Are Post-Surgical Complications Money Makers?

While neither surgeons nor patients ever want to face post-surgical complications, a new study has revealed that certain types of payments to hospitals reward suboptimal care and penalize quality care.

While neither surgeons nor patients ever want to face post-surgical complications, a new study has revealed that certain types of payments to hospitals reward suboptimal care and penalize quality care.

Published in the Journal of the American Medical Association, the study found that for patients who had private insurance or Medicare coverage, post-surgical complications were associated with higher hospital “contribution margins” calculated by subtracting variable costs from revenue. But the reverse was true for patients who were either covered by Medicaid or uninsured, because in those populations, post-surgical complications were associated with reduced contribution margins. Therefore, the researchers hypothesized that reducing post-surgical complications may negatively affect hospital income, especially among hospitals that serve higher proportions of privately insured and Medicare patients.

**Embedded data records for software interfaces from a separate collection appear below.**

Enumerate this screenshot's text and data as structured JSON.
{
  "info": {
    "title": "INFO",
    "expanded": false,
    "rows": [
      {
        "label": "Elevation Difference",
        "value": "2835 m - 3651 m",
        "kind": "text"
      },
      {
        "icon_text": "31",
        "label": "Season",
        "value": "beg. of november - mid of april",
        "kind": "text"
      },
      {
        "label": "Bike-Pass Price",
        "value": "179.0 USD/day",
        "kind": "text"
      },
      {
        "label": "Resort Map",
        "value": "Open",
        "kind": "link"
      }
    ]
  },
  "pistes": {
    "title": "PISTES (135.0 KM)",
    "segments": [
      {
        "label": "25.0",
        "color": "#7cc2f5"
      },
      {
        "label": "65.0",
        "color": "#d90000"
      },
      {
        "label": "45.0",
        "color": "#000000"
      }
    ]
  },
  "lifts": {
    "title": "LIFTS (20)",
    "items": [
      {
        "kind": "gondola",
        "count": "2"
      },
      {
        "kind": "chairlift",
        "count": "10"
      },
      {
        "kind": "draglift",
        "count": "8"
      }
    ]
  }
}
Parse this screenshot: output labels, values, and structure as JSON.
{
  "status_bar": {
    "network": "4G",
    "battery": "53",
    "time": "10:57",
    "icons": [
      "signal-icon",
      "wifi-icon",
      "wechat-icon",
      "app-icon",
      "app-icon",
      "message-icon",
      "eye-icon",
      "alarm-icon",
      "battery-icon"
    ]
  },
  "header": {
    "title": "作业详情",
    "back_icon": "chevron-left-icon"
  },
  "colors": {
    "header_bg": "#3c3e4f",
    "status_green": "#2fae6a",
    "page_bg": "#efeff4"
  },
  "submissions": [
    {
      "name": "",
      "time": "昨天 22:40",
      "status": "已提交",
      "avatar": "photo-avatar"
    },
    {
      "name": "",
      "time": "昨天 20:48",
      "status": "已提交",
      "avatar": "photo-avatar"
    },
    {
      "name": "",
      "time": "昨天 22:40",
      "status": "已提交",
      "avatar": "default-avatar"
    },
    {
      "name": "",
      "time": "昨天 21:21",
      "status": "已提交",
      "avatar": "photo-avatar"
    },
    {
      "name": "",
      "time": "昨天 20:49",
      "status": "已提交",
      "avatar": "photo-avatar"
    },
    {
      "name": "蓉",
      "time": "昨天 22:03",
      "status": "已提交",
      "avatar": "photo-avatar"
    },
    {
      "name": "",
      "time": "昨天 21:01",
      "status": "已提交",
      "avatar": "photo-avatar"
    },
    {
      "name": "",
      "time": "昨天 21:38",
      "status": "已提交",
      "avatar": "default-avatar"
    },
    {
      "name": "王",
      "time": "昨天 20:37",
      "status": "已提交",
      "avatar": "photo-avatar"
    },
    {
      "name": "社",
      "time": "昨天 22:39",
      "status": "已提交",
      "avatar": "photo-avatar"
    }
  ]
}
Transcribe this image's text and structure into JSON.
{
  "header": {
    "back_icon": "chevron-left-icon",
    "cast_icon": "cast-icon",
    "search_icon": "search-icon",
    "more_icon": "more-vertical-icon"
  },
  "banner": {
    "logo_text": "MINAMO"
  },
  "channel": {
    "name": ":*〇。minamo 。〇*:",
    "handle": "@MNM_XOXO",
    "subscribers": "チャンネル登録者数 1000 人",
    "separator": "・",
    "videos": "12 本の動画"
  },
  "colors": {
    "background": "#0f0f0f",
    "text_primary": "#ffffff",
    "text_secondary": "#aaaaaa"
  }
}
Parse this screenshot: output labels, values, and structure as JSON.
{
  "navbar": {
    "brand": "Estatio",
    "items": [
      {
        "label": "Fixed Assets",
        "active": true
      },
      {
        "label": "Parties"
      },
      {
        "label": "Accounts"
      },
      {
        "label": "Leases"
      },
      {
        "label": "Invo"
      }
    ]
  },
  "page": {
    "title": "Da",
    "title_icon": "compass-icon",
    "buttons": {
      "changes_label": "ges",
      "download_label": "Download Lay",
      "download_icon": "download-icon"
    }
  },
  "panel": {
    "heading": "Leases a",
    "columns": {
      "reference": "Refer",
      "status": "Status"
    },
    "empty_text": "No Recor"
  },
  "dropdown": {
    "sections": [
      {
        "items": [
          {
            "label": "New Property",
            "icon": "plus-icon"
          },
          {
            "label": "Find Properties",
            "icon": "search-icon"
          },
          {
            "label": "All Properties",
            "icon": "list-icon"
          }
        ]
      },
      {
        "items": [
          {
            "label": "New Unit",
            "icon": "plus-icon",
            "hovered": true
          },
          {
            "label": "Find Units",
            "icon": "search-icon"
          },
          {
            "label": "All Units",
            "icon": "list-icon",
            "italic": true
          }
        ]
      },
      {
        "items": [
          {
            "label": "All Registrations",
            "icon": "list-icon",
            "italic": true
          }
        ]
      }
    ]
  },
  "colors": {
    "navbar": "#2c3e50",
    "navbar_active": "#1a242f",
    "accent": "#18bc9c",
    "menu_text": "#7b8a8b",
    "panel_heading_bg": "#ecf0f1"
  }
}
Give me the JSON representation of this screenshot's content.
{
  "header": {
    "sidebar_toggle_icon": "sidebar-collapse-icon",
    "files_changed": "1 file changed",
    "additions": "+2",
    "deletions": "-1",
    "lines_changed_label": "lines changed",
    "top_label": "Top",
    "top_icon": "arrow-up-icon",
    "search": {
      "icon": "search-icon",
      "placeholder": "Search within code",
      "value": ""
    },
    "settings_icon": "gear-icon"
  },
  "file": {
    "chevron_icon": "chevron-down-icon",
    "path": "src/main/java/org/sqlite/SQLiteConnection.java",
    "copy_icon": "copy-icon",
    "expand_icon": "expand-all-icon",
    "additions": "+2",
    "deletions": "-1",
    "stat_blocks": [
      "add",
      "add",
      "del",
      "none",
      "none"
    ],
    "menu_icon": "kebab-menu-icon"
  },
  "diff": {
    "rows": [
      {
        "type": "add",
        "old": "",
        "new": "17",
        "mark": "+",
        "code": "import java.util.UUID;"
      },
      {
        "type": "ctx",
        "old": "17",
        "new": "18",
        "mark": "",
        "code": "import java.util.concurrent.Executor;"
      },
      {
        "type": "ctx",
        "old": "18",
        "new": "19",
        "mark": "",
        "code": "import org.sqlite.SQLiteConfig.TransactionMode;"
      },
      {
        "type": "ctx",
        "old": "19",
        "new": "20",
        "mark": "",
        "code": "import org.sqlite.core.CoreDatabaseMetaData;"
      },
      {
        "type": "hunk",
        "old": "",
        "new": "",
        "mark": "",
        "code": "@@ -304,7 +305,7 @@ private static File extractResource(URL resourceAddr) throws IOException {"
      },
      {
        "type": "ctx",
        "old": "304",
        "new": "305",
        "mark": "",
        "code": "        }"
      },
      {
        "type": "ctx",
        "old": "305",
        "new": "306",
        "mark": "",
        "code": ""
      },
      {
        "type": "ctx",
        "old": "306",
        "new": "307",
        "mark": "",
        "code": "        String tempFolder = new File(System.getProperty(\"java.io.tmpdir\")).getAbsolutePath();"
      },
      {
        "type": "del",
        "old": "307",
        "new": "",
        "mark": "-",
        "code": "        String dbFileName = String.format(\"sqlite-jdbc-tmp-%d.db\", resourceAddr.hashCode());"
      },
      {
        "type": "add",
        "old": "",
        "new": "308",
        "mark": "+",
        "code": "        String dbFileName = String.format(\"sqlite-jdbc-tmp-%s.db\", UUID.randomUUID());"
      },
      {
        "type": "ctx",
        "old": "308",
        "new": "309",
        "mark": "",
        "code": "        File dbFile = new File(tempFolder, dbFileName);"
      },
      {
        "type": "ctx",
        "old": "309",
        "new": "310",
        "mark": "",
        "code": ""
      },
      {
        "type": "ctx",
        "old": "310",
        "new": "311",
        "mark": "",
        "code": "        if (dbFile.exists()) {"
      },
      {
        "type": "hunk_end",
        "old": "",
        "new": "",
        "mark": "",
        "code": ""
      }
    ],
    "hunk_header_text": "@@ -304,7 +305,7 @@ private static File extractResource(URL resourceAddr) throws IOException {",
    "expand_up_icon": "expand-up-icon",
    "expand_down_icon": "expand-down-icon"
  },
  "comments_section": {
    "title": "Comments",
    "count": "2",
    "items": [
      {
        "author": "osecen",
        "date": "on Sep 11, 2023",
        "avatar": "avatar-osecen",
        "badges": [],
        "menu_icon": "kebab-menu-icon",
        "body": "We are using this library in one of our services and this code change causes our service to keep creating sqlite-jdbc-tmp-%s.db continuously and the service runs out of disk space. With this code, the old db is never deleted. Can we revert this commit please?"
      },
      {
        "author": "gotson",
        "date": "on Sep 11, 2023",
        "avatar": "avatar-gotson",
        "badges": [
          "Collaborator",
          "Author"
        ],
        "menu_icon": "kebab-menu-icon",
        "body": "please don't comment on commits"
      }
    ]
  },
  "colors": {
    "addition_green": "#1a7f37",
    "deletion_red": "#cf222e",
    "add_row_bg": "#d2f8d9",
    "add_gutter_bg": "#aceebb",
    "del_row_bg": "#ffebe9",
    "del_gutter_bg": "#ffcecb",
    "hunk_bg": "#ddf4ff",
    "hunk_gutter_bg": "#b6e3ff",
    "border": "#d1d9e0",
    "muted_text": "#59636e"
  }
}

The researchers then conducted a retrospective analysis of administrative data from a nonprofit, 12-hospital system in the southern United States with a goal to determine why simple quality measures — many of which prevent complications — have been slow to penetrate health care systems. After examining all inpatient surgical discharges (N=34,256) during 2010, they found that one or more post-surgical complications occurred in 1,820 patients.

Comparing the patients who had no post-surgical complications to those who did, the researchers discovered that complications were associated with an approximately $39,000 higher contribution margin per privately insured patient and a roughly $1,700 higher contribution margin per Medicare patient. Whenever a complication occurred, Medicaid coverage was associated with a loss of about $24,000 in the contribution margin and a loss of about $27,000 per uninsured patient.

The finding demonstrated that the US health system still pays for quantity of care as opposed to quality of care and illustrated that the financial system is a serious barrier to implementing quality programs. With clear data showing that payers lose a considerable amount of money when patients have post-surgical complications, the researchers hope that all stakeholders in the health care financial system will take steps to look at quality. One possible solution that the authors proposed is for insurers to renegotiate their contracts in order to eliminate the financial impact of hospitals implementing quality-control programs and reducing complications.